SACRAMENTO (CBS13) — Cinco De Mayo was anything but normal for Cantina Alley Tuesday, while customers lining outside their restaurant is familiar, the social distancing, covered faces, and food and drinks to-go, are new for Oscar Escovar and his crew who usually are serving a packed room.
“It is a different year, it calls for a different celebration. This time we are doing virtually and we are doing the best out of it and we are encouraging people to stay home,” Manager Oscar Escovar explained.READ MORE: Truckee Residents Talk About Running To Jet Crash In Search Of Survivors
Last year the restaurant served 5,000 people. This year, they are taking the party online by live-streaming a concert to customers.
“Whatever restaurants can do to also implement those safeguards is really important, while keeping the celebration alive,” said customer Alexa Valencia.
The cantina only brought in a few hundred customers, not even half of the 5,000 customers they saw last year at the same time.
“It’s going to hurt. This is a big day, they cover payroll, they cover rent, they cover a lot of other expenses that come from this one day,” said Cathy Rodriguez Aguirre, President and CEO Sacramento Hispanic Chamber of Commerce.READ MORE: 14-Year-Old Teen Arrested In Shooting Death Of Fairfield Teen Found Dead By Train Tracks

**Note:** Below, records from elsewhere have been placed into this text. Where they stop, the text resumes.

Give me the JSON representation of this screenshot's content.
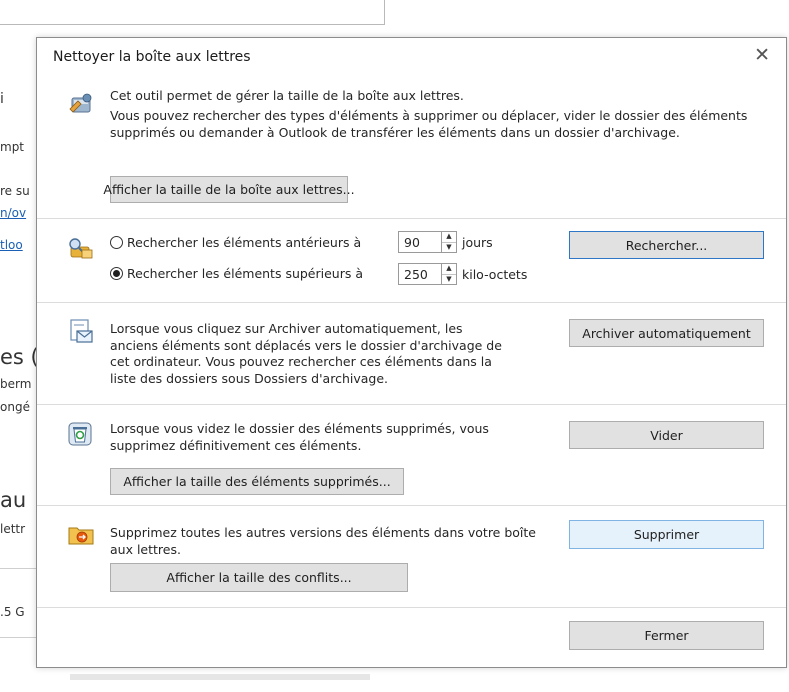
{
  "background": {
    "fragments": [
      "i",
      "mpt",
      "re su",
      "n/ov",
      "tloo",
      "es (",
      "berm",
      "ongé",
      "au",
      "lettr",
      ".5 G"
    ]
  },
  "dialog": {
    "title": "Nettoyer la boîte aux lettres",
    "close_symbol": "✕",
    "mailbox": {
      "line1": "Cet outil permet de gérer la taille de la boîte aux lettres.",
      "line2": "Vous pouvez rechercher des types d'éléments à supprimer ou déplacer, vider le dossier des éléments supprimés ou demander à Outlook de transférer les éléments dans un dossier d'archivage.",
      "size_button": "Afficher la taille de la boîte aux lettres..."
    },
    "search": {
      "older_label": "Rechercher les éléments antérieurs à",
      "older_value": "90",
      "older_unit": "jours",
      "larger_label": "Rechercher les éléments supérieurs à",
      "larger_value": "250",
      "larger_unit": "kilo-octets",
      "selected": "larger",
      "search_button": "Rechercher..."
    },
    "archive": {
      "text": "Lorsque vous cliquez sur Archiver automatiquement, les anciens éléments sont déplacés vers le dossier d'archivage de cet ordinateur. Vous pouvez rechercher ces éléments dans la liste des dossiers sous Dossiers d'archivage.",
      "button": "Archiver automatiquement"
    },
    "deleted": {
      "text": "Lorsque vous videz le dossier des éléments supprimés, vous supprimez définitivement ces éléments.",
      "empty_button": "Vider",
      "size_button": "Afficher la taille des éléments supprimés..."
    },
    "conflicts": {
      "text": "Supprimez toutes les autres versions des éléments dans votre boîte aux lettres.",
      "delete_button": "Supprimer",
      "size_button": "Afficher la taille des conflits..."
    },
    "close_button": "Fermer"
  },
  "icons": {
    "mailbox": "mailbox-tool-icon",
    "search": "search-items-icon",
    "archive": "auto-archive-icon",
    "deleted": "recycle-bin-icon",
    "conflicts": "conflicts-folder-icon"
  }
}
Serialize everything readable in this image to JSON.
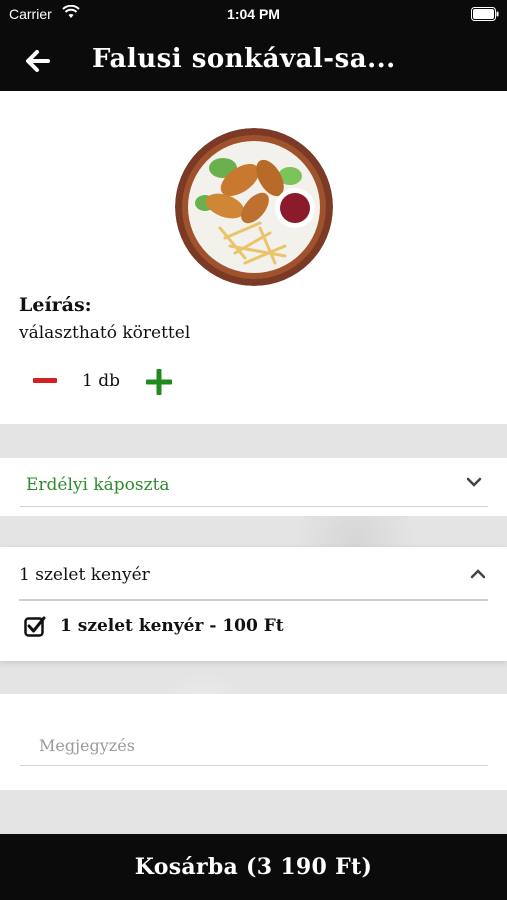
{
  "status_bar": {
    "carrier": "Carrier",
    "time": "1:04 PM"
  },
  "header": {
    "title": "Falusi sonkával-sa..."
  },
  "product": {
    "description_label": "Leírás:",
    "description": "választható körettel",
    "quantity": "1 db"
  },
  "garnish": {
    "selected": "Erdélyi káposzta"
  },
  "extras": {
    "title": "1 szelet kenyér",
    "options": [
      {
        "label": "1 szelet kenyér - 100 Ft",
        "checked": true
      }
    ]
  },
  "note": {
    "placeholder": "Megjegyzés",
    "value": ""
  },
  "cart_button": {
    "label": "Kosárba (3 190 Ft)"
  },
  "colors": {
    "header_bg": "#0b0b0b",
    "accent_green": "#2e8b2e",
    "minus_red": "#d42020",
    "plus_green": "#1f8a1f"
  },
  "icons": [
    "wifi-icon",
    "battery-icon",
    "back-arrow-icon",
    "minus-icon",
    "plus-icon",
    "chevron-down-icon",
    "chevron-up-icon",
    "checkbox-checked-icon"
  ]
}
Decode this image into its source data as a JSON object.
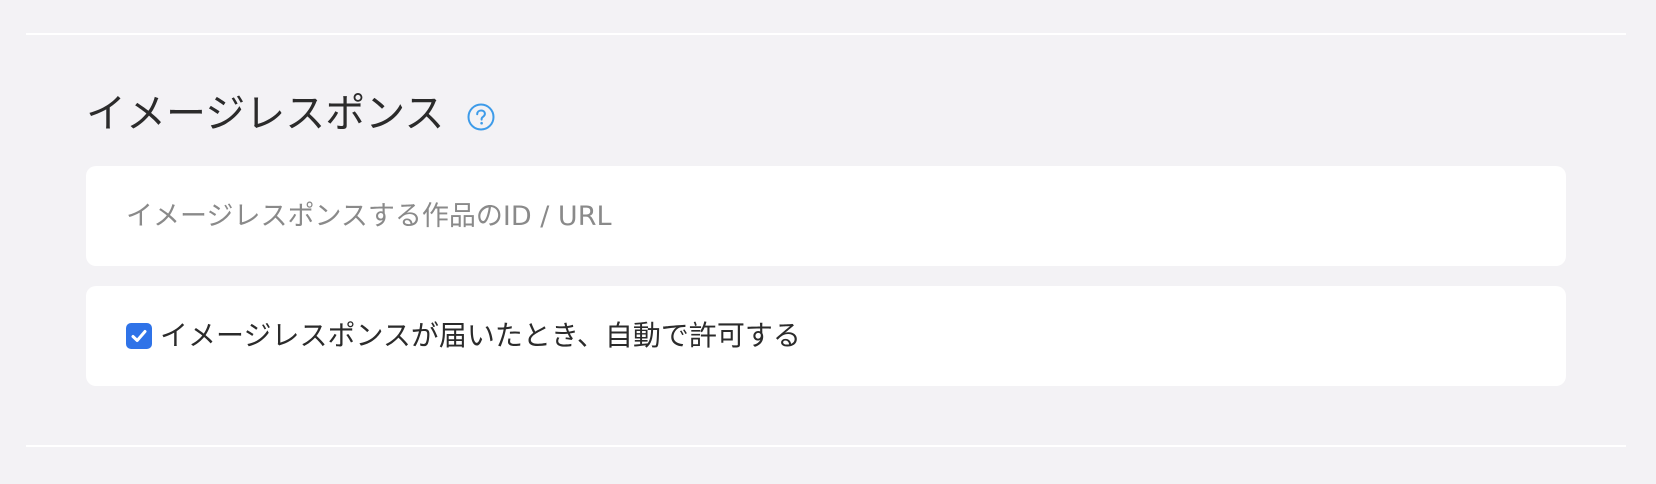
{
  "section": {
    "title": "イメージレスポンス",
    "help_icon": "question-circle-icon"
  },
  "response_input": {
    "value": "",
    "placeholder": "イメージレスポンスする作品のID / URL"
  },
  "auto_allow": {
    "checked": true,
    "label": "イメージレスポンスが届いたとき、自動で許可する"
  },
  "colors": {
    "background": "#f3f2f5",
    "card": "#ffffff",
    "accent": "#2f73e8",
    "help_icon": "#3d9be9",
    "text": "#2b2b2b",
    "placeholder": "#8a8a8a"
  }
}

Latino businesses make up 15 to 20% of the Sacramento region, according to the Hispanic Chamber of Commerce.
“What this whole pandemic has actually shown is things that we’re already there and it has just magnified it,” Rodriguez Aguirre explained.

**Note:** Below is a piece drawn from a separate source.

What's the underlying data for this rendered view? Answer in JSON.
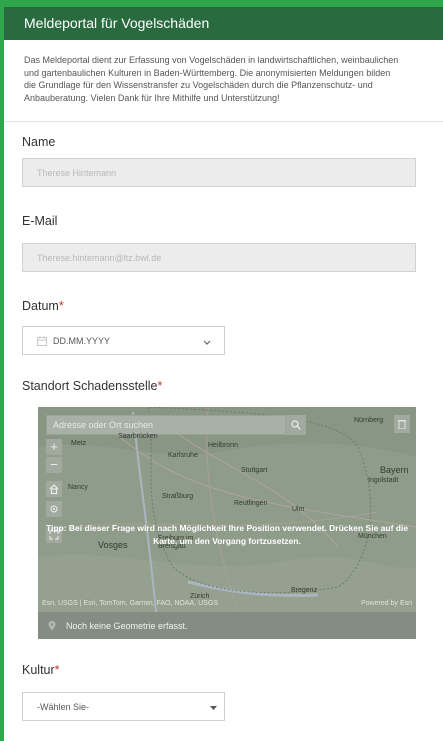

According to the Chamber’s president, many Latino businesses have not received any economic relief during the pandemic.
“We need to really be valuing the demographic here, investing in the workforce and investing in the entrepreneurship and making sure that the access to opportunities, the access to equity is happening,” she said.
Despite smaller numbers, Cantina Alley says any business is essential to keeping the business alive.MORE NEWS: Newsoms Pull Kids From Summer Camp Where Masks Were Not Required
“We are a small business, family-owned and operated. Definitely we rely on Sacramento to stay in business,” said Escovar.